===== Data records =====

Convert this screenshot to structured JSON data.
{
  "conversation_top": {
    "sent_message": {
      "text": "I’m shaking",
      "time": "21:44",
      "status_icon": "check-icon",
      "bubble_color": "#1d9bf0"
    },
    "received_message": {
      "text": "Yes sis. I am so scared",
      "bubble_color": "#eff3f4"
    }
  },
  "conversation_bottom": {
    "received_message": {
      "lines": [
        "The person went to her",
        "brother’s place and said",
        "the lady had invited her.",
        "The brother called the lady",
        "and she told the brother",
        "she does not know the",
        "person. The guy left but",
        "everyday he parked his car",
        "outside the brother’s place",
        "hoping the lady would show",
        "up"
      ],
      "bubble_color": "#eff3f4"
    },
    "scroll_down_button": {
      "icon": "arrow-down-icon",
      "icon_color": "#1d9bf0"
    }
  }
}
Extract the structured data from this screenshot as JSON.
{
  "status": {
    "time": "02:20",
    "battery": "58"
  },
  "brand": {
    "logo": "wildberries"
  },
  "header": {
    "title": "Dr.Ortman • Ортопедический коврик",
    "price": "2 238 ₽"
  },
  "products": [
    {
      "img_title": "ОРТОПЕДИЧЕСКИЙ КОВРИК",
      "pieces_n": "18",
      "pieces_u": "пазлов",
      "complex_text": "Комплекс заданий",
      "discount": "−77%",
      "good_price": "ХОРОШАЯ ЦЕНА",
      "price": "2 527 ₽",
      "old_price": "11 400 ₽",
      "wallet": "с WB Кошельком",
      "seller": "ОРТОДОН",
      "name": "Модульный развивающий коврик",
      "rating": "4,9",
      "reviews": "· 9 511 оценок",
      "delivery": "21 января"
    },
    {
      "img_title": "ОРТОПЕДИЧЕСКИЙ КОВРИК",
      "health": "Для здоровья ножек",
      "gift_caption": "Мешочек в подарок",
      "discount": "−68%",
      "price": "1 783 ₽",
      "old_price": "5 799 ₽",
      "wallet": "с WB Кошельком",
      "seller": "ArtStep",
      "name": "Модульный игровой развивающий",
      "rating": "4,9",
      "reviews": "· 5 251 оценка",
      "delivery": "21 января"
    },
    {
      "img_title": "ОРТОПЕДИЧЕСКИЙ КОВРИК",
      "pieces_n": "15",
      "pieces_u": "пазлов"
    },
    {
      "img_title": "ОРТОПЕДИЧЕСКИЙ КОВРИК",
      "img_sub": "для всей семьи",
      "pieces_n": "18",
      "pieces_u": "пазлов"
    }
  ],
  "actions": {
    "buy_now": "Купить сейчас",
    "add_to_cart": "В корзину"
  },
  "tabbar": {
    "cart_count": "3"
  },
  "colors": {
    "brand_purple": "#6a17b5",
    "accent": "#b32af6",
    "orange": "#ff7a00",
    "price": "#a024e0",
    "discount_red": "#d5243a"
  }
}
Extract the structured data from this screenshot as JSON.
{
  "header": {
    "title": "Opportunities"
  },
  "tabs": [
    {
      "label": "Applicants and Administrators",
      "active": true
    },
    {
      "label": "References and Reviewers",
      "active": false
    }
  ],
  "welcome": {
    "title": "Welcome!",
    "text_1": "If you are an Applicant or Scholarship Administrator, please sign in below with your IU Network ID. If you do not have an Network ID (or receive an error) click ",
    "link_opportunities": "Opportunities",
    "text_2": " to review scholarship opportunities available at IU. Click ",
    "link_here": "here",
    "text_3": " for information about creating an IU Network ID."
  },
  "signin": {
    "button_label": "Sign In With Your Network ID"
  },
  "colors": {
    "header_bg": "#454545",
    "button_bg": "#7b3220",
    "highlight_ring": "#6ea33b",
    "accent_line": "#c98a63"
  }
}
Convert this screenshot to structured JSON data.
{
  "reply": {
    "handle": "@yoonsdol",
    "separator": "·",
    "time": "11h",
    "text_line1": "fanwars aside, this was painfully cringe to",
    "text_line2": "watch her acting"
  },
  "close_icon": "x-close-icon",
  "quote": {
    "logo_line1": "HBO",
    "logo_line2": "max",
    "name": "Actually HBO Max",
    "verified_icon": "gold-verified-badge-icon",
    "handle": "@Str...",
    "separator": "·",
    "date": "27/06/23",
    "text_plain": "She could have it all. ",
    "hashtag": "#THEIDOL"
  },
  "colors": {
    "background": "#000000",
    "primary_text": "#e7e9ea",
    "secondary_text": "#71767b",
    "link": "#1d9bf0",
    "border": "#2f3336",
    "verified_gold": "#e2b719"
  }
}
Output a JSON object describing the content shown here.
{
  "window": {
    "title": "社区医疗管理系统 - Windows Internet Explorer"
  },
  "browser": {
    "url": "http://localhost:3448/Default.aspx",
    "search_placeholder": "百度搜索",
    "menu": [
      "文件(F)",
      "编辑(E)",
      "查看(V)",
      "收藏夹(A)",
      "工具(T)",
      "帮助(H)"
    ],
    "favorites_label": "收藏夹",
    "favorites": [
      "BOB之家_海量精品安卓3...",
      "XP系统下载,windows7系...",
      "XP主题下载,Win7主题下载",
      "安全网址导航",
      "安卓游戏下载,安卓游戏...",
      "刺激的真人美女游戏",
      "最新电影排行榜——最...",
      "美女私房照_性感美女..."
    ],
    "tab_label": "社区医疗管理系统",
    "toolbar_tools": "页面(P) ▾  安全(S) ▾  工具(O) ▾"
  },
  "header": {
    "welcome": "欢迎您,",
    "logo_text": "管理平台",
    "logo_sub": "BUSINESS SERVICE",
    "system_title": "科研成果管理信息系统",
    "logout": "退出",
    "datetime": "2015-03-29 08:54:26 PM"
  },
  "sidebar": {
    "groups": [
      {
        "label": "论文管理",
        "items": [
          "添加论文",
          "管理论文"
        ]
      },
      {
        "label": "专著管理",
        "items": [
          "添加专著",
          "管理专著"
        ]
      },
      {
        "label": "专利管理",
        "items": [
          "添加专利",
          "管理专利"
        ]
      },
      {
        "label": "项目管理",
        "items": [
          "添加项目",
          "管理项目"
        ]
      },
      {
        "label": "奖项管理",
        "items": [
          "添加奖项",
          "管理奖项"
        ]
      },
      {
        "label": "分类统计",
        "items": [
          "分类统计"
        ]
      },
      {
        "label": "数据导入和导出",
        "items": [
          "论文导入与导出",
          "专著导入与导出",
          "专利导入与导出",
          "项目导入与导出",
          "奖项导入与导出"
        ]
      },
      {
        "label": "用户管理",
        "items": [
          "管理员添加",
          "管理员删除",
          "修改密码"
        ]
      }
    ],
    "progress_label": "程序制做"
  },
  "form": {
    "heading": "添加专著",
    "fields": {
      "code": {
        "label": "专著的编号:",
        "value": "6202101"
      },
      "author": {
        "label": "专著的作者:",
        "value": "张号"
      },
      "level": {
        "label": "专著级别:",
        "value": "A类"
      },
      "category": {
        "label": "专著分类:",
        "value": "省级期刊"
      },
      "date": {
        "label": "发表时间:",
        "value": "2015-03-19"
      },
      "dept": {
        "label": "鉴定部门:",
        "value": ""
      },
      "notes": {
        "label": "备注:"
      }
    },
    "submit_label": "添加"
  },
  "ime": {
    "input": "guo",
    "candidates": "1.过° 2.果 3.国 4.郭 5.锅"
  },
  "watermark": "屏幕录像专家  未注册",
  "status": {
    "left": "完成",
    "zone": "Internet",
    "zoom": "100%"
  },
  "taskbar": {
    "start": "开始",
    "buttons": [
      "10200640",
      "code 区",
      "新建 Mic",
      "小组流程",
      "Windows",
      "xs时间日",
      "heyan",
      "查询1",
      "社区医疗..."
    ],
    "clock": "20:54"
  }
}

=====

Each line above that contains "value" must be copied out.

        "value": "6202101"
        "value": "张号"
        "value": "A类"
        "value": "省级期刊"
        "value": "2015-03-19"
        "value": ""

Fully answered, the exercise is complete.